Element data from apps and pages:
=== Section Start ===
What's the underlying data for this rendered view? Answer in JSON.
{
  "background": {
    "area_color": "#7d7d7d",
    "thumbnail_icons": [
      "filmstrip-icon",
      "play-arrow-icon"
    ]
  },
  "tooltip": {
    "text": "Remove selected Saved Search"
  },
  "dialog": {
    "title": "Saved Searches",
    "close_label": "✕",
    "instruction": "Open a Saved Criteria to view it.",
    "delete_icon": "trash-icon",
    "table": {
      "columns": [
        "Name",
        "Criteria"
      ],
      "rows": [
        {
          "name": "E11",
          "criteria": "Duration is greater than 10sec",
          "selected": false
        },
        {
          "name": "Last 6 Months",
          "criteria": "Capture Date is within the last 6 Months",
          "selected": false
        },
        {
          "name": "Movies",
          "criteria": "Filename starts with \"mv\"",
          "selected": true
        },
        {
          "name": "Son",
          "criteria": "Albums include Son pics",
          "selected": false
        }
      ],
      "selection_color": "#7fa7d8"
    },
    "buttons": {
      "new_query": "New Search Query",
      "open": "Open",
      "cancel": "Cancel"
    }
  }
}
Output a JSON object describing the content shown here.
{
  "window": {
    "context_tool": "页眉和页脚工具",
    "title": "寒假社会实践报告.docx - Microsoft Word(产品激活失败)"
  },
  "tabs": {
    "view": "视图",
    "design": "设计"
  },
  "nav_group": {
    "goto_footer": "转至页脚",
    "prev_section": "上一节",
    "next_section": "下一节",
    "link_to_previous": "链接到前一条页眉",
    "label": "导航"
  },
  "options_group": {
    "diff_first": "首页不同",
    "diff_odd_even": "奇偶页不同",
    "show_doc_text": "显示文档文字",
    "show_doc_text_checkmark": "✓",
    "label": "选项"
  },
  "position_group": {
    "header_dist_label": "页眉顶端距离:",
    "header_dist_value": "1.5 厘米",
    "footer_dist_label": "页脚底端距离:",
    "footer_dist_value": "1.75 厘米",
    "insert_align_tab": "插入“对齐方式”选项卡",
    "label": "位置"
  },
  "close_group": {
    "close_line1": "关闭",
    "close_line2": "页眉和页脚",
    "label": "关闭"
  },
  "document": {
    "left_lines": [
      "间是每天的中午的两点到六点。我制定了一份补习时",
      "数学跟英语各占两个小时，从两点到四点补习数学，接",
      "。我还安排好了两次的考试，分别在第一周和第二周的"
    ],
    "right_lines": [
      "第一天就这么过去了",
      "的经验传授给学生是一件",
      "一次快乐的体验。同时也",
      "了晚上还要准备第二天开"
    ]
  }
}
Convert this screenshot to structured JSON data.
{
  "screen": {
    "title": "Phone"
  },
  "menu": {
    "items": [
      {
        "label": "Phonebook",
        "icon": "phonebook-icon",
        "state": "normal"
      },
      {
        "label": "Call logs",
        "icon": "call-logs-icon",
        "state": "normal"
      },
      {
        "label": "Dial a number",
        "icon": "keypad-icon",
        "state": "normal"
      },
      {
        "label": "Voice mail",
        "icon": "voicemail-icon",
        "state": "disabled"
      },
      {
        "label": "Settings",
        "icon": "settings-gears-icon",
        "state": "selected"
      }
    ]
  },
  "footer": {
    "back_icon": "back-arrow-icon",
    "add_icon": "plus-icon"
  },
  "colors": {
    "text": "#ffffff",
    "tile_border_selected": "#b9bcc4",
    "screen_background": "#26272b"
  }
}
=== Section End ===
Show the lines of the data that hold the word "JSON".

What's the underlying data for this rendered view? Answer in JSON.
Output a JSON object describing the content shown here.
Convert this screenshot to structured JSON data.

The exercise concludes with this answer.